How are you getting the map $\mathbb{G}_m\wedge E_{m,n}→E_{m,n+1}$?
This paper constructs motivic spectra the way you're thinking of, and they use enriched functors precisely for this reason
Also, following the intuition from the equivariant case, we don't expect there to be a Taylor tower anymore, but something more like a Taylor "graph", capturing the complexities of the Picard group of motivic spectra

@DenisNardin I am embarrassed that I had forgotten about Emanuele's work. Thank you for reminding me! I also misspelled Goodwillie. Yeesh.

@DenisNardin Ah!Ok. That was kind of a stupid mistake. I haven't noticed that. Thanks for the paper. I think that's exactly what I was looking for.

6:24 PM
The problem of what "higher excisivity" means in a motivic context is, as far as I know, wide open. I mean, we're not really able to finish the job even in the equivariant case, that's usually a lot easier :).

6:42 PM
@DenisNardin Just out of curiosity. Why there's no Taylor tower?

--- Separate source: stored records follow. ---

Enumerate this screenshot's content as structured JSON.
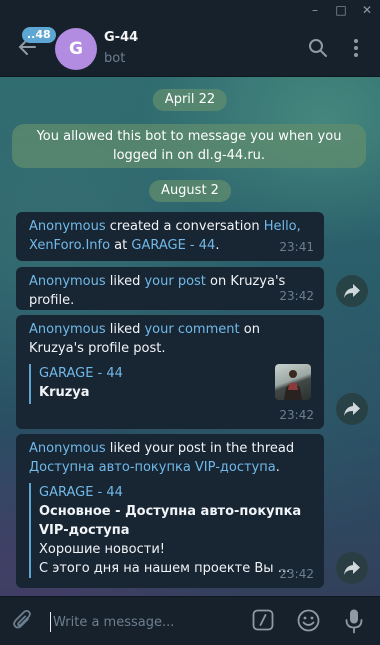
{
  "window": {
    "minimize": "–",
    "maximize": "□",
    "close": "✕"
  },
  "header": {
    "unread_count": "..48",
    "avatar_letter": "G",
    "title": "G-44",
    "subtitle": "bot"
  },
  "chat": {
    "date1": "April 22",
    "service_message": "You allowed this bot to message you when you logged in on dl.g-44.ru.",
    "date2": "August 2",
    "messages": [
      {
        "actor": "Anonymous",
        "text_mid": " created a conversation ",
        "link": "Hello, XenForo.Info",
        "text_after": " at ",
        "place": "GARAGE - 44",
        "text_end": ".",
        "time": "23:41"
      },
      {
        "actor": "Anonymous",
        "text_mid": " liked ",
        "link": "your post",
        "text_after": " on Kruzya's profile.",
        "time": "23:42"
      },
      {
        "actor": "Anonymous",
        "text_mid": " liked ",
        "link": "your comment",
        "text_after": " on Kruzya's profile post.",
        "quote_title": "GARAGE - 44",
        "quote_body": "Kruzya",
        "time": "23:42"
      },
      {
        "actor": "Anonymous",
        "text_mid": " liked your post in the thread ",
        "link": "Доступна авто-покупка VIP-доступа",
        "text_after": ".",
        "quote_title": "GARAGE - 44",
        "quote_body": "Основное - Доступна авто-покупка VIP-доступа",
        "quote_text1": "Хорошие новости!",
        "quote_text2": "С этого дня на нашем проекте Вы ...",
        "time": "23:42"
      }
    ]
  },
  "composer": {
    "placeholder": "Write a message..."
  },
  "icons": {
    "back": "arrow-left-icon",
    "search": "search-icon",
    "more": "more-vertical-icon",
    "share": "share-arrow-icon",
    "attach": "paperclip-icon",
    "commands": "bot-commands-icon",
    "emoji": "emoji-icon",
    "mic": "microphone-icon"
  },
  "colors": {
    "header_bg": "#17212b",
    "bubble_bg": "#182533",
    "link": "#71b9e8",
    "accent_badge": "#5ea6d4",
    "avatar": "#b28ce0",
    "date_pill": "#5f8c6e"
  }
}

There's no way to construct a Weiss topology or something like that?

@user40276 Equivariantly what happens is that you get a notion of "I-excisive" for each finite G-set I. There are various implications of the form "I-excisive ⇒ J-excisive" for various more or less complicated relationships between I and J, and the resulting poset is a lot richer than a tower
When G is the trivial group this reduces itself to the classical Taylor tower (because there aren't that many types of finite G-sets :)) but in general it's a mess
You get several subtowers of this poset, of which the most important is probably the one given by "nG-excisive", which is somehow "cofinal" in the poset

That's more complicated than what I thought. But what do you think that would be notion of "excisiveness" in the case motivic spaces (what would be the analogous of a G-set in this case)?

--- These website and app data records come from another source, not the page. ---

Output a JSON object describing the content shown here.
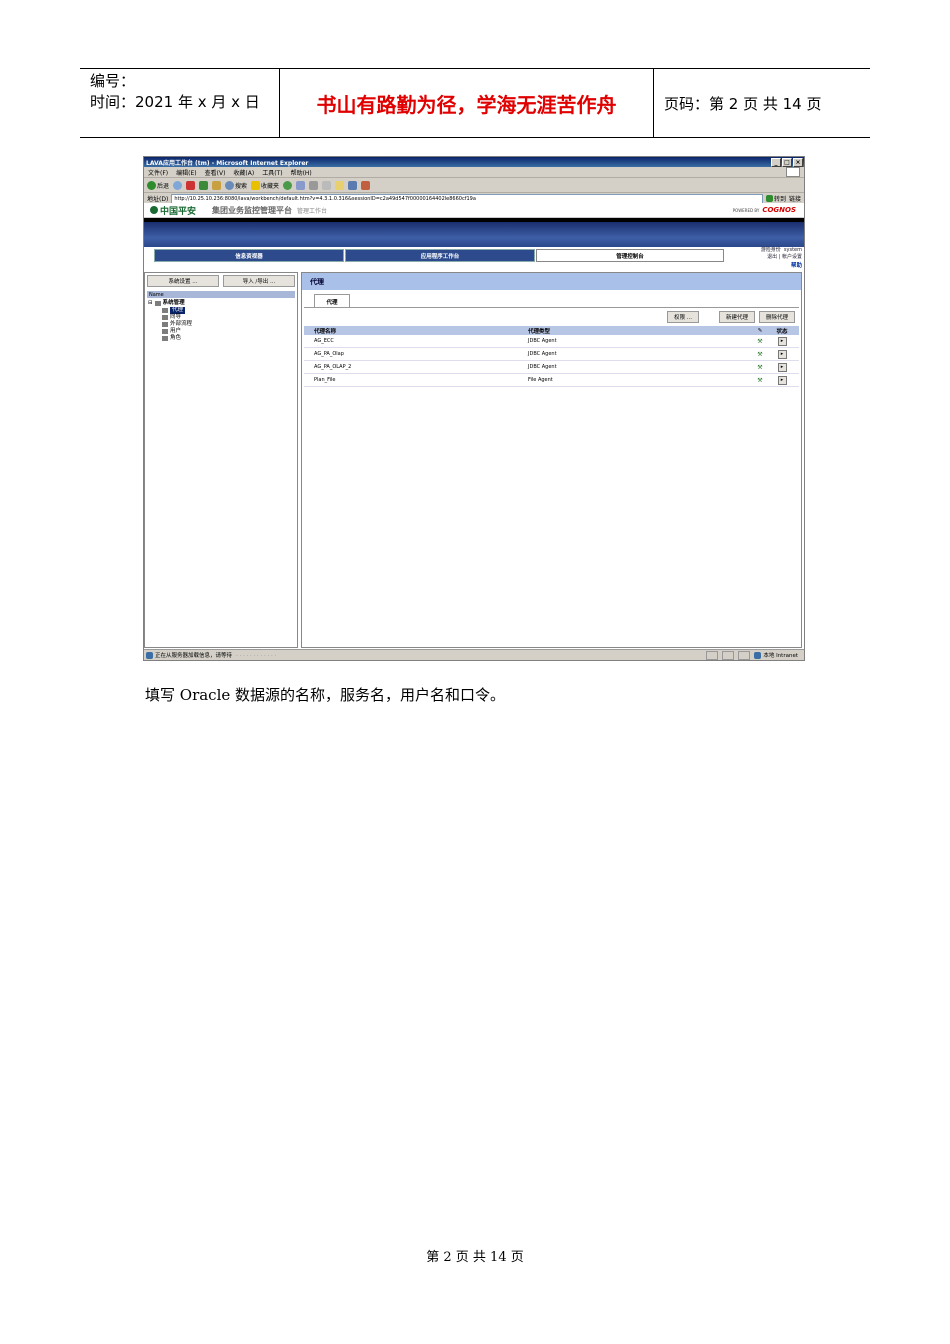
{
  "header": {
    "number_label": "编号：",
    "time_label": "时间：2021 年 x 月 x 日",
    "motto": "书山有路勤为径，学海无涯苦作舟",
    "page_label": "页码：第 2 页  共 14 页"
  },
  "window": {
    "title": "LAVA应用工作台 (tm) - Microsoft Internet Explorer",
    "controls": [
      "_",
      "□",
      "×"
    ],
    "menu": [
      "文件(F)",
      "编辑(E)",
      "查看(V)",
      "收藏(A)",
      "工具(T)",
      "帮助(H)"
    ],
    "toolbar": {
      "back": "后退",
      "search": "搜索",
      "favorites": "收藏夹"
    },
    "address_label": "地址(D)",
    "address_value": "http://10.25.10.236:8080/lava/workbench/default.htm?v=4.3.1.0.316&sessionID=c2a49d547f00000164402le8660cf19a",
    "go_label": "转到",
    "links_label": "链接"
  },
  "app": {
    "brand": "中国平安",
    "platform_title": "集团业务监控管理平台",
    "workbench_label": "管理工作台",
    "powered_by": "POWERED BY",
    "vendor": "COGNOS",
    "tabs": [
      "信息资视器",
      "应用程序工作台",
      "管理控制台"
    ],
    "active_tab": 2,
    "user_links": [
      "游险身份",
      "system",
      "退出",
      "帐户设置"
    ],
    "help": "帮助",
    "left": {
      "buttons": [
        "系统设置 ...",
        "导入 /导出 ..."
      ],
      "column": "Name",
      "tree_root": "系统管理",
      "tree_items": [
        "代理",
        "向导",
        "外部流程",
        "用户",
        "角色"
      ]
    },
    "panel": {
      "title": "代理",
      "subtab": "代理",
      "actions": [
        "权限 ...",
        "新建代理",
        "删除代理"
      ],
      "columns": [
        "代理名称",
        "代理类型",
        "状态"
      ],
      "rows": [
        {
          "name": "AG_ECC",
          "type": "JDBC Agent"
        },
        {
          "name": "AG_PA_Olap",
          "type": "JDBC Agent"
        },
        {
          "name": "AG_PA_OLAP_2",
          "type": "JDBC Agent"
        },
        {
          "name": "Plan_File",
          "type": "File Agent"
        }
      ]
    },
    "status": "正在从服务器加载信息，请等待",
    "status_dots": ". . . . . . . . . . . .",
    "zone": "本地 Intranet"
  },
  "caption": "填写 Oracle 数据源的名称，服务名，用户名和口令。",
  "footer": "第  2  页  共  14  页"
}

I have no clue :)
As I said, it is wide open
Behind the equivariant case stands the realization that finite G-sets are the "building blocks" of G-equivariant homotopy theory. As far as I know, there's no corresponding notion for motivic spectra
E.g. no statement corresponding to the tom Dieck splitting
The reason I wanted to try to attack Weiss calculus is that in the motivic setting we have at least a reasonable notion of vector bundle you can start from
But Goodwillie calculus? Who knows

This may be silly, but isn't C_2 equivariant stuff like motives over R? So wouldn't something like a G-set for G some Galois group be a reasonable guess?

Well, yes and no. C_2-equivariant stuff is very closely related to motives over a real closed field, yes, but it is a lot easier because there you only have the "obvious" generators (C_2/e and C_2/C_2), while R and R[i] are not nearly enough to generate SH(R)
So you get a map SH(R)→Sp^{C_2} that "discards all the other stuff". And that's helpful! But it doesn't help us seeing the deeper structure in SH(R) that we'd need to decide what "higher excisivity" means
Said it differently: the equivariant cohomology of X(C) is still quite far from the motivic cohomology of X
I'll say as much: the Hopkins-Morel theorem suggests that quadratic forms might be involved. But that's all I'm willing to say for now

7:01 PM
@DenisNardin Ok. Cool. Thanks for the clarifications. I would still somehow like if a Galois-like think was related to it (like a motivic Galois group), but maybe I'm just being naive and overly optimistic.

No one really knows, so feel free to make conjectures (I have my own :)). Just expect them to be probably wrong

7:31 PM
I have a question for the room: let M be the ring of infinite matrices with integer coefficients with finitely many nonzero terms in each row and in each column. Then we can construct the ring spectrum $R=End(\mathbb{S}^{\oplus \mathbb{N}})\times_{\pi_0End(\mathbb{S}^{⊕\mathbb{N}})}M$. The ring $M=\pi_0R$ has an involution sending a matrix to its transpose. Can I lift this involution to $R$?

@DenisNardin @CharlesRezk for what it's worth Lurie, in the proof of SAG.14.4.1.1, encounters this issue and decides to model Cat_infty by topologically enriched categories, where the op-ing isn't problematic.